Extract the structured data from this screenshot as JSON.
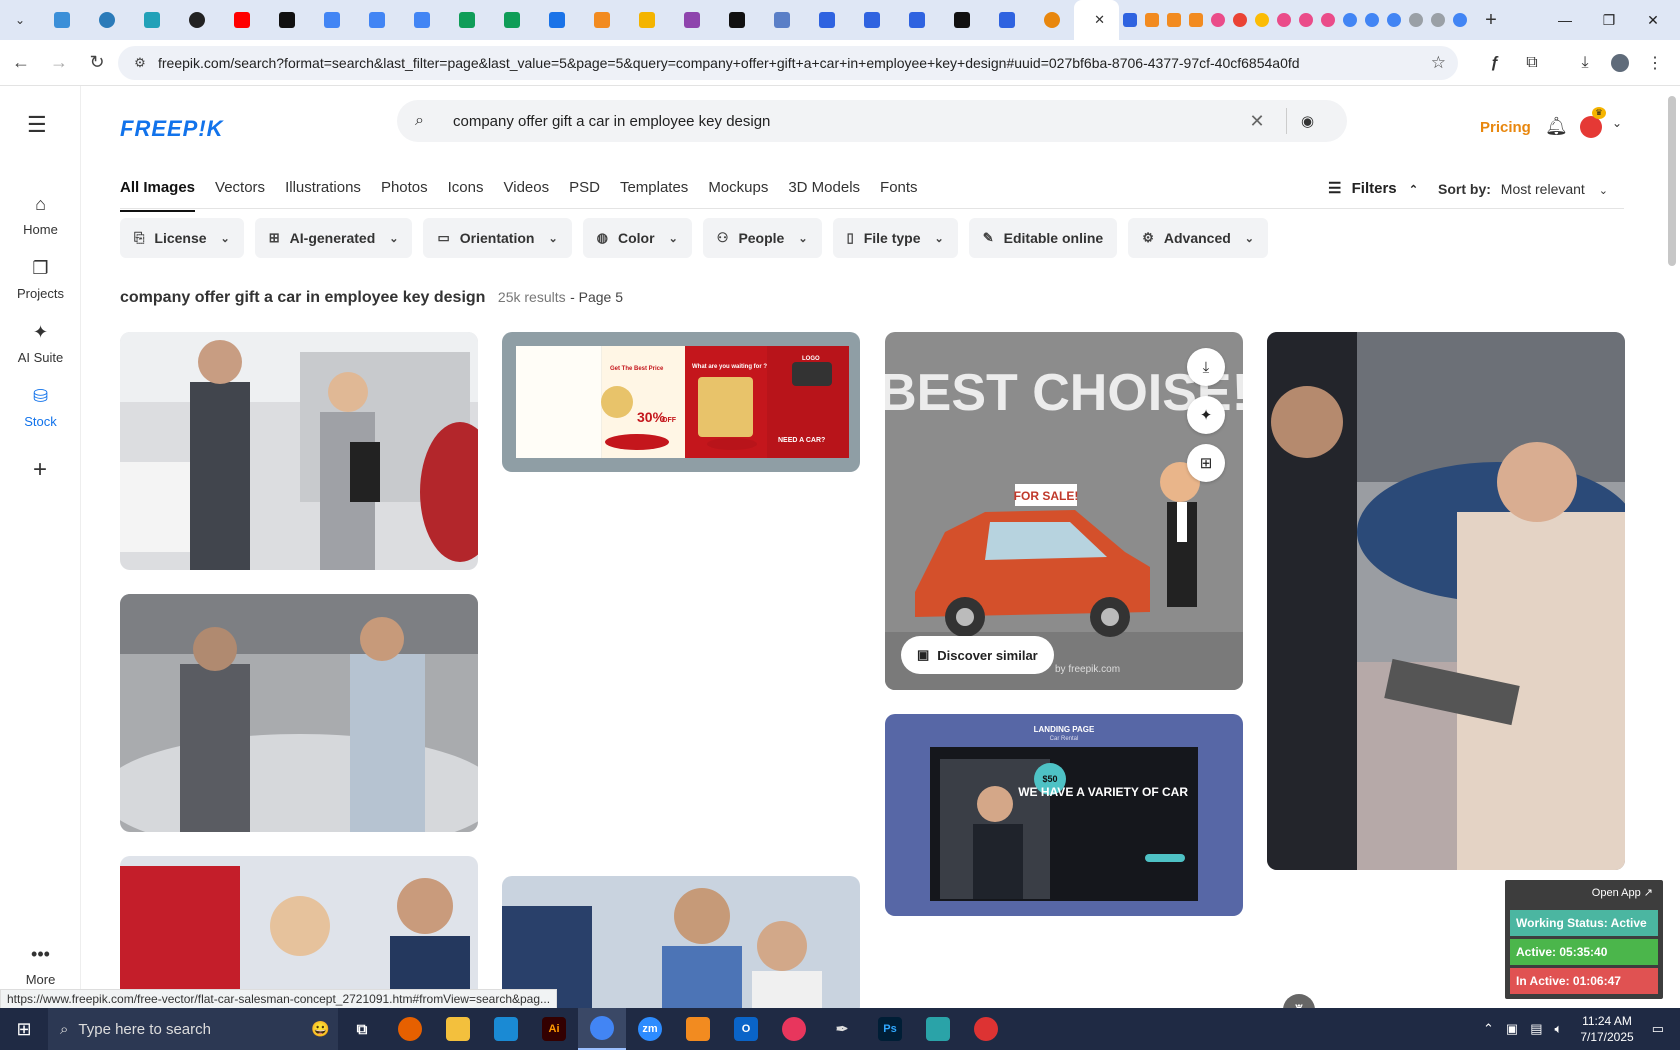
{
  "browser": {
    "active_tab_close": "✕",
    "new_tab": "+",
    "window_controls": {
      "minimize": "—",
      "maximize": "❐",
      "close": "✕"
    },
    "url": "freepik.com/search?format=search&last_filter=page&last_value=5&page=5&query=company+offer+gift+a+car+in+employee+key+design#uuid=027bf6ba-8706-4377-97cf-40cf6854a0fd"
  },
  "colors": {
    "brand": "#1273eb",
    "pricing": "#e8870e",
    "active_status": "#4bb6a1",
    "inactive_status": "#e05252",
    "taskbar": "#1f2a44"
  },
  "sidenav": {
    "items": [
      {
        "label": "Home",
        "icon": "home-icon"
      },
      {
        "label": "Projects",
        "icon": "projects-icon"
      },
      {
        "label": "AI Suite",
        "icon": "sparkle-icon"
      },
      {
        "label": "Stock",
        "icon": "stock-icon"
      }
    ],
    "more_label": "More"
  },
  "header": {
    "logo": "FREEP!K",
    "search_query": "company offer gift a car in employee key design",
    "pricing": "Pricing"
  },
  "tabs": [
    {
      "label": "All Images",
      "active": true
    },
    {
      "label": "Vectors"
    },
    {
      "label": "Illustrations"
    },
    {
      "label": "Photos"
    },
    {
      "label": "Icons"
    },
    {
      "label": "Videos"
    },
    {
      "label": "PSD"
    },
    {
      "label": "Templates"
    },
    {
      "label": "Mockups"
    },
    {
      "label": "3D Models"
    },
    {
      "label": "Fonts"
    }
  ],
  "filters_label": "Filters",
  "sort": {
    "label": "Sort by:",
    "value": "Most relevant"
  },
  "filter_chips": [
    {
      "label": "License",
      "icon": "license-icon",
      "dropdown": true
    },
    {
      "label": "AI-generated",
      "icon": "ai-icon",
      "dropdown": true
    },
    {
      "label": "Orientation",
      "icon": "orientation-icon",
      "dropdown": true
    },
    {
      "label": "Color",
      "icon": "palette-icon",
      "dropdown": true
    },
    {
      "label": "People",
      "icon": "people-icon",
      "dropdown": true
    },
    {
      "label": "File type",
      "icon": "file-icon",
      "dropdown": true
    },
    {
      "label": "Editable online",
      "icon": "edit-icon",
      "dropdown": false
    },
    {
      "label": "Advanced",
      "icon": "gear-icon",
      "dropdown": true
    }
  ],
  "results": {
    "query": "company offer gift a car in employee key design",
    "count": "25k results",
    "page": "- Page 5"
  },
  "cards": {
    "brochure": {
      "price_badge": "30%",
      "price_badge_sub": "OFF",
      "headline": "NEED A CAR?",
      "panel_text": "What are you waiting for ?",
      "logo": "LOGO",
      "top_text": "Get The Best Price"
    },
    "best_choice": {
      "title": "BEST CHOISE!",
      "sign": "FOR SALE!",
      "watermark": "by freepik.com",
      "discover": "Discover similar"
    },
    "landing": {
      "title": "LANDING PAGE",
      "subtitle": "Car Rental",
      "headline": "WE HAVE A VARIETY OF CAR",
      "price": "$50"
    }
  },
  "status_link": "https://www.freepik.com/free-vector/flat-car-salesman-concept_2721091.htm#fromView=search&pag...",
  "widget": {
    "open_app": "Open App ↗",
    "working": "Working Status: Active",
    "active": "Active: 05:35:40",
    "inactive": "In Active: 01:06:47"
  },
  "taskbar": {
    "search_placeholder": "Type here to search",
    "time": "11:24 AM",
    "date": "7/17/2025"
  }
}
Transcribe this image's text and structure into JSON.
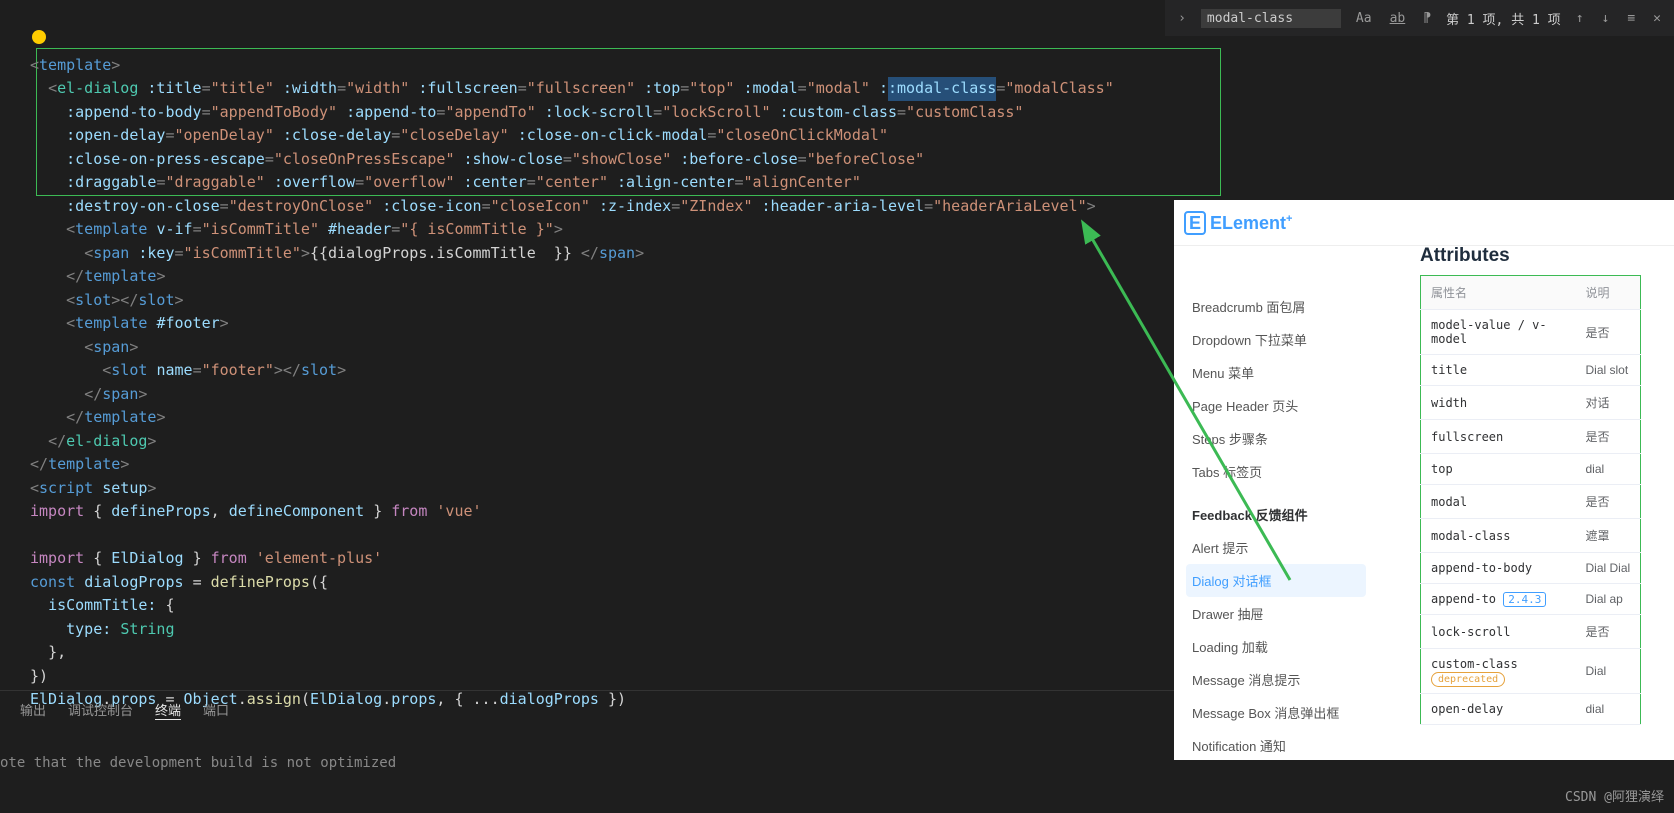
{
  "find": {
    "input": "modal-class",
    "result": "第 1 项, 共 1 项",
    "icons": [
      "Aa",
      "ab",
      "⁋"
    ],
    "nav": [
      "↑",
      "↓",
      "≡",
      "✕"
    ]
  },
  "code": {
    "l1": {
      "tag": "template"
    },
    "l2": {
      "comp": "el-dialog",
      "a1": ":title",
      "v1": "title",
      "a2": ":width",
      "v2": "width",
      "a3": ":fullscreen",
      "v3": "fullscreen",
      "a4": ":top",
      "v4": "top",
      "a5": ":modal",
      "v5": "modal",
      "a6": ":modal-class",
      "v6": "modalClass"
    },
    "l3": {
      "a1": ":append-to-body",
      "v1": "appendToBody",
      "a2": ":append-to",
      "v2": "appendTo",
      "a3": ":lock-scroll",
      "v3": "lockScroll",
      "a4": ":custom-class",
      "v4": "customClass"
    },
    "l4": {
      "a1": ":open-delay",
      "v1": "openDelay",
      "a2": ":close-delay",
      "v2": "closeDelay",
      "a3": ":close-on-click-modal",
      "v3": "closeOnClickModal"
    },
    "l5": {
      "a1": ":close-on-press-escape",
      "v1": "closeOnPressEscape",
      "a2": ":show-close",
      "v2": "showClose",
      "a3": ":before-close",
      "v3": "beforeClose"
    },
    "l6": {
      "a1": ":draggable",
      "v1": "draggable",
      "a2": ":overflow",
      "v2": "overflow",
      "a3": ":center",
      "v3": "center",
      "a4": ":align-center",
      "v4": "alignCenter"
    },
    "l7": {
      "a1": ":destroy-on-close",
      "v1": "destroyOnClose",
      "a2": ":close-icon",
      "v2": "closeIcon",
      "a3": ":z-index",
      "v3": "ZIndex",
      "a4": ":header-aria-level",
      "v4": "headerAriaLevel"
    },
    "l8": {
      "tag": "template",
      "a1": "v-if",
      "v1": "isCommTitle",
      "a2": "#header",
      "v2": "{ isCommTitle }"
    },
    "l9": {
      "tag": "span",
      "a1": ":key",
      "v1": "isCommTitle",
      "expr": "{{dialogProps.isCommTitle  }}",
      "close": "span"
    },
    "l10": "template",
    "l11": "slot",
    "l12": {
      "tag": "template",
      "a": "#footer"
    },
    "l13": "span",
    "l14": {
      "tag": "slot",
      "a": "name",
      "v": "footer",
      "close": "slot"
    },
    "l15": "span",
    "l16": "template",
    "l17": "el-dialog",
    "l18": "template",
    "l19": {
      "tag": "script",
      "a": "setup"
    },
    "l20": {
      "kw": "import",
      "c1": "defineProps",
      "c2": "defineComponent",
      "kw2": "from",
      "s": "'vue'"
    },
    "l22": {
      "kw": "import",
      "c": "ElDialog",
      "kw2": "from",
      "s": "'element-plus'"
    },
    "l23": {
      "kw": "const",
      "v": "dialogProps",
      "f": "defineProps"
    },
    "l24": "isCommTitle:",
    "l25a": "type:",
    "l25b": "String",
    "l28": {
      "o": "ElDialog",
      "p": "props",
      "m": "Object",
      "f": "assign",
      "a": "ElDialog",
      "ap": "props",
      "v": "dialogProps"
    }
  },
  "tabs": [
    "输出",
    "调试控制台",
    "终端",
    "端口"
  ],
  "termline": "ote that the development build is not optimized",
  "doc": {
    "brand": "ELement",
    "plus": "+",
    "nav": [
      "Breadcrumb 面包屑",
      "Dropdown 下拉菜单",
      "Menu 菜单",
      "Page Header 页头",
      "Steps 步骤条",
      "Tabs 标签页"
    ],
    "sec": "Feedback 反馈组件",
    "nav2": [
      "Alert 提示",
      "Dialog 对话框",
      "Drawer 抽屉",
      "Loading 加载",
      "Message 消息提示",
      "Message Box 消息弹出框",
      "Notification 通知"
    ],
    "active": "Dialog 对话框",
    "heading": "Attributes",
    "th1": "属性名",
    "th2": "说明",
    "rows": [
      {
        "n": "model-value / v-model",
        "d": "是否"
      },
      {
        "n": "title",
        "d": "Dial slot"
      },
      {
        "n": "width",
        "d": "对话"
      },
      {
        "n": "fullscreen",
        "d": "是否"
      },
      {
        "n": "top",
        "d": "dial"
      },
      {
        "n": "modal",
        "d": "是否"
      },
      {
        "n": "modal-class",
        "d": "遮罩"
      },
      {
        "n": "append-to-body",
        "d": "Dial Dial"
      },
      {
        "n": "append-to",
        "badge": "2.4.3",
        "d": "Dial ap"
      },
      {
        "n": "lock-scroll",
        "d": "是否"
      },
      {
        "n": "custom-class",
        "dep": "deprecated",
        "d": "Dial"
      },
      {
        "n": "open-delay",
        "d": "dial"
      }
    ]
  },
  "watermark": "CSDN @阿狸演绎"
}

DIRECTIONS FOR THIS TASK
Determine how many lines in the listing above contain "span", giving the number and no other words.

COMPLETED EXERCISE
4